  • REF/CMD – a cross-referencing tool
  • SUPPORT/DAT – the BASIC libraries used by EnhComp. These libraries are only used by the compiler; a compiled EnhComp program is standalone and doesn’t require the file.

Unlike some other BASIC compilers (such as the Microsoft BASIC Compiler), distributing compiled EnhComp programs required no royalties. The only restriction was that using it to create certain kinds of programming tools (such as another BASIC compiler) required special permission from Philip Oliver.2


EnhComp supports all the features of Model III interpreted BASIC (including double-precision math) and most of the extra features provided by ENHBAS. It also offers many extra features:

  • string variables that can be up to 32K long (interpreted BASIC limits strings to 256 bytes)
  • a multi-line version of IF / THEN / ENDIF
  • loop control using REPEAT / UNTIL
  • user defined functions with parameters (including local variables, although this was undocumented)
  • the ability to create new BASIC commands using COMMAND
  • dynamic array allocation
  • trapping of the BREAK key using ON BREAK GOTO

One of the most impressive features of EnhComp is its built-in Z80 assembler. Unlike the limited assemblers available in some compilers, EnhComp offers a full featured assembler that allows freely mixing BASIC and assembly language. A function can include short snippets of assembly code or be entirely written in assembly. If you want to, you can even use EnhComp to write a complete program in assembly language.
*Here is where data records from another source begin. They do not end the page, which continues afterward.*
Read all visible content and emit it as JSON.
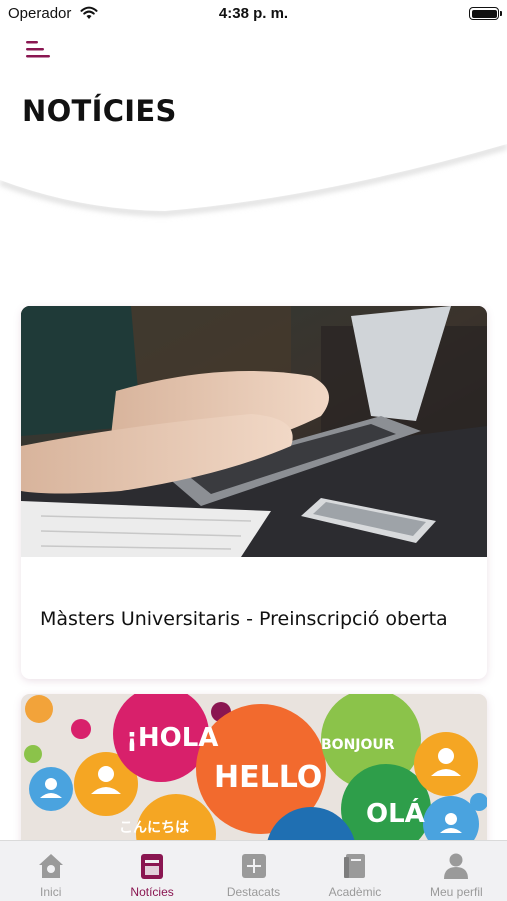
{
  "status_bar": {
    "carrier": "Operador",
    "time": "4:38 p. m."
  },
  "header": {
    "title": "NOTÍCIES",
    "menu_icon": "hamburger-menu-icon"
  },
  "news": [
    {
      "title": "Màsters Universitaris - Preinscripció oberta",
      "image": "laptop-typing-photo"
    },
    {
      "title": "",
      "image": "languages-bubbles-photo",
      "bubble_words": [
        "¡HOLA",
        "HELLO",
        "BONJOUR",
        "OLÁ",
        "こんにちは"
      ]
    }
  ],
  "tabs": [
    {
      "label": "Inici",
      "icon": "home-icon",
      "active": false
    },
    {
      "label": "Notícies",
      "icon": "news-icon",
      "active": true
    },
    {
      "label": "Destacats",
      "icon": "plus-box-icon",
      "active": false
    },
    {
      "label": "Acadèmic",
      "icon": "book-icon",
      "active": false
    },
    {
      "label": "Meu perfil",
      "icon": "user-icon",
      "active": false
    }
  ],
  "colors": {
    "accent": "#8a1651",
    "tab_inactive": "#9a9a9a",
    "tab_bar_bg": "#f1f1f3"
  }
}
The End

In the Summer/Fall 1992 issue of The MISOSYS Quarterly, Roy Soltoff wrote of plans for a major revision of EnhComp, which as far as I know was never released. By that time, the price of EnhComp had been reduced to $23.98. EnhComp, along with most of the other MISOSYS software, was placed on closeout on March 1, 1993 and was discontinued when those copies were sold.

There were many impressive language products for the TRS-80, but EnhComp was one of the best. As John B. Harrell, III wrote in his review in the March 1987 issue of 80 Micro:

If you use BASIC on your TRS-80, drop everything and buy EnhComp.

  1. Although the Cornsoft Group ENHBAS and ENHCOMP used all capitals, the MISOSYS version of EnhComp used mixed capitals. On the other hands, reviews in magazines used inconsistent capitalization: ENHCOMP, Enhcomp, EnhCOMP, and even enhCOMP were used. ↩︎

  2. This was a pretty standard licensing restriction to prevent someone from creating a new compiler and reusing the EnhComp libraries without payment. ↩︎